I would like to be able to use named sections to organise my code, much an inline submodules, bit without using classes or functions to organise them. I would use this if I had a group of related functions which were not written in an object-oriented-style, possibly due to not needing any shared state. Rather than break these out into a new file, I would like to just be able to use internal structure to declare the relationship. I've used the keyword 'block' to indicate the start of a named block.
block signin: def handle_new_user(): do_it()
def handle_existing_user(): do_it()
while True: try: signin.handle_existing_user(): except: signin.handle_new_user()
At the moment, I would have to either break out into more files, or somewhat clumsily co-opt things like functions or staticmethods. I think that supporting named blocks or inline module declarations would really help me organise some of my code much better. It could also provide a more seamless way to decide to break out into a new file.
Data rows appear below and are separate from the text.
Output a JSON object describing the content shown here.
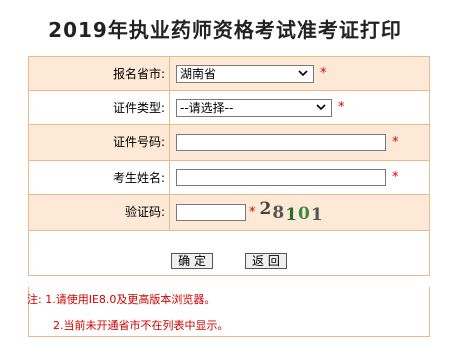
{
  "page": {
    "title": "2019年执业药师资格考试准考证打印"
  },
  "form": {
    "province_label": "报名省市:",
    "province_value": "湖南省",
    "id_type_label": "证件类型:",
    "id_type_value": "--请选择--",
    "id_number_label": "证件号码:",
    "id_number_value": "",
    "name_label": "考生姓名:",
    "name_value": "",
    "captcha_label": "验证码:",
    "captcha_value": "",
    "captcha_image_text": "28101",
    "required_mark": "*"
  },
  "buttons": {
    "confirm": "确 定",
    "back": "返 回"
  },
  "notes": {
    "line1": "注: 1.请使用IE8.0及更高版本浏览器。",
    "line2": "2.当前未开通省市不在列表中显示。"
  }
}
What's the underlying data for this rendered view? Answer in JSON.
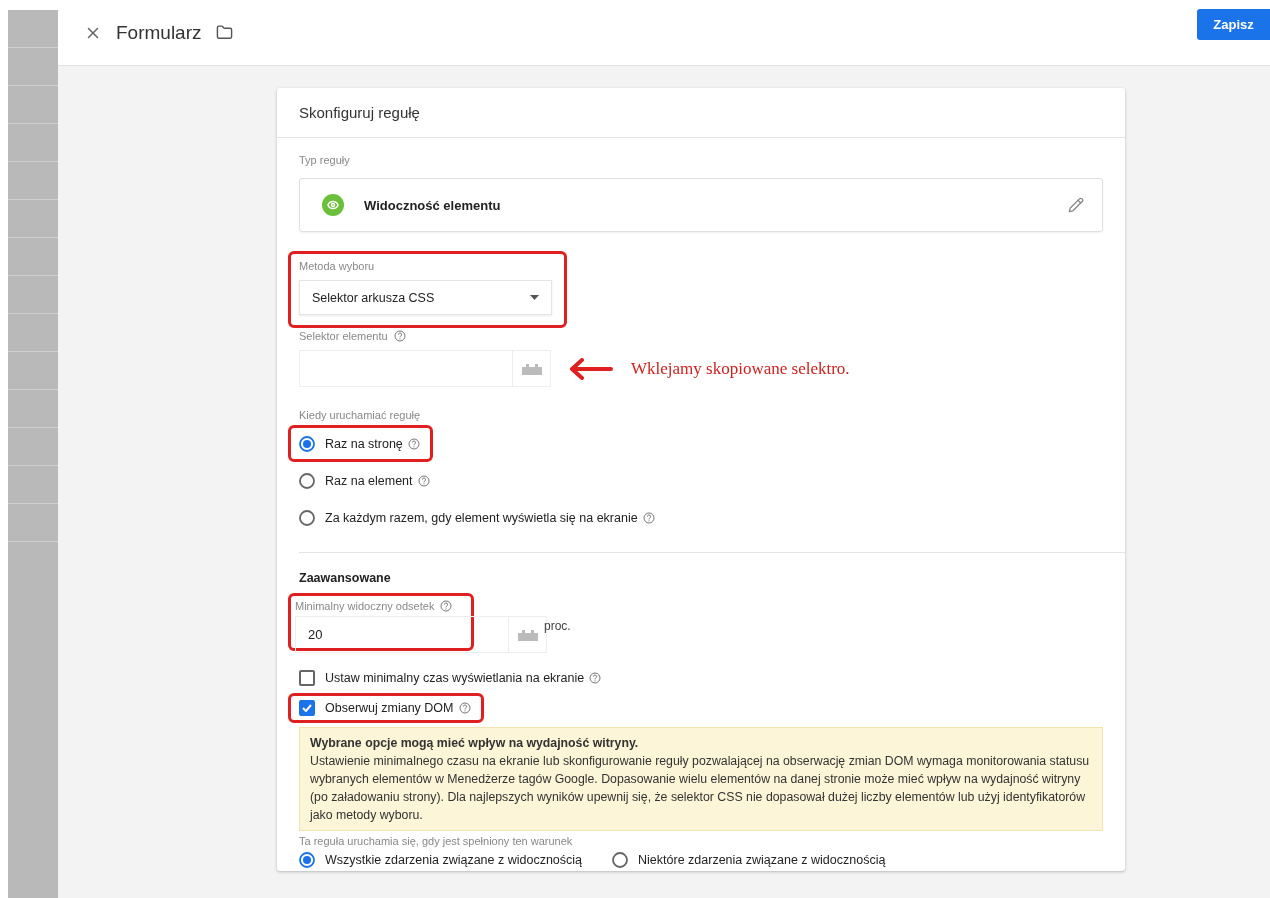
{
  "header": {
    "title": "Formularz",
    "save_button": "Zapisz"
  },
  "card": {
    "title": "Skonfiguruj regułę",
    "rule_type": {
      "label": "Typ reguły",
      "value": "Widoczność elementu"
    },
    "selection_method": {
      "label": "Metoda wyboru",
      "value": "Selektor arkusza CSS",
      "highlighted": true
    },
    "element_selector": {
      "label": "Selektor elementu",
      "annotation": "Wklejamy skopiowane selektro."
    },
    "fire_when": {
      "label": "Kiedy uruchamiać regułę",
      "options": [
        {
          "label": "Raz na stronę",
          "selected": true,
          "help": true,
          "highlighted": true
        },
        {
          "label": "Raz na element",
          "selected": false,
          "help": true,
          "highlighted": false
        },
        {
          "label": "Za każdym razem, gdy element wyświetla się na ekranie",
          "selected": false,
          "help": true,
          "highlighted": false
        }
      ]
    },
    "advanced": {
      "title": "Zaawansowane",
      "min_percent": {
        "label": "Minimalny widoczny odsetek",
        "value": "20",
        "unit": "proc.",
        "highlighted": true
      },
      "checkboxes": [
        {
          "label": "Ustaw minimalny czas wyświetlania na ekranie",
          "checked": false,
          "highlighted": false
        },
        {
          "label": "Obserwuj zmiany DOM",
          "checked": true,
          "highlighted": true
        }
      ],
      "warning": {
        "title": "Wybrane opcje mogą mieć wpływ na wydajność witryny.",
        "text": "Ustawienie minimalnego czasu na ekranie lub skonfigurowanie reguły pozwalającej na obserwację zmian DOM wymaga monitorowania statusu wybranych elementów w Menedżerze tagów Google. Dopasowanie wielu elementów na danej stronie może mieć wpływ na wydajność witryny (po załadowaniu strony). Dla najlepszych wyników upewnij się, że selektor CSS nie dopasował dużej liczby elementów lub użyj identyfikatorów jako metody wyboru."
      }
    },
    "condition": {
      "label": "Ta reguła uruchamia się, gdy jest spełniony ten warunek",
      "options": [
        {
          "label": "Wszystkie zdarzenia związane z widocznością",
          "selected": true
        },
        {
          "label": "Niektóre zdarzenia związane z widocznością",
          "selected": false
        }
      ]
    }
  }
}
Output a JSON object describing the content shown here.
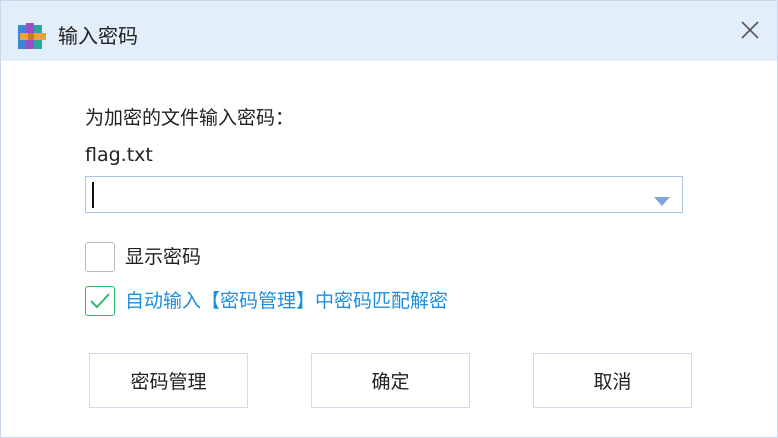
{
  "window": {
    "title": "输入密码",
    "app_icon": "winrar-books-icon",
    "close_icon": "close-icon"
  },
  "prompt": {
    "label": "为加密的文件输入密码：",
    "filename": "flag.txt"
  },
  "password_field": {
    "value": "",
    "dropdown_icon": "chevron-down-icon"
  },
  "options": {
    "show_password": {
      "label": "显示密码",
      "checked": false
    },
    "auto_fill": {
      "label": "自动输入【密码管理】中密码匹配解密",
      "checked": true
    }
  },
  "buttons": {
    "manage": "密码管理",
    "ok": "确定",
    "cancel": "取消"
  },
  "colors": {
    "titlebar": "#e3eefb",
    "accent_blue": "#1d8fe0",
    "check_green": "#2ebb6c",
    "field_border": "#a9c6e3"
  }
}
Once a named block got big enough, I could easily create a new file and import those functions into the same namespace.
I hope this makes sense and that I'm not overlooking anything obvious.
Change "block" to "class" and you're done :-)
You can make your code even better (i.e. more OO-style and future proof), by implementing those functions as true methods and instantiating your Signin class as signin singleton.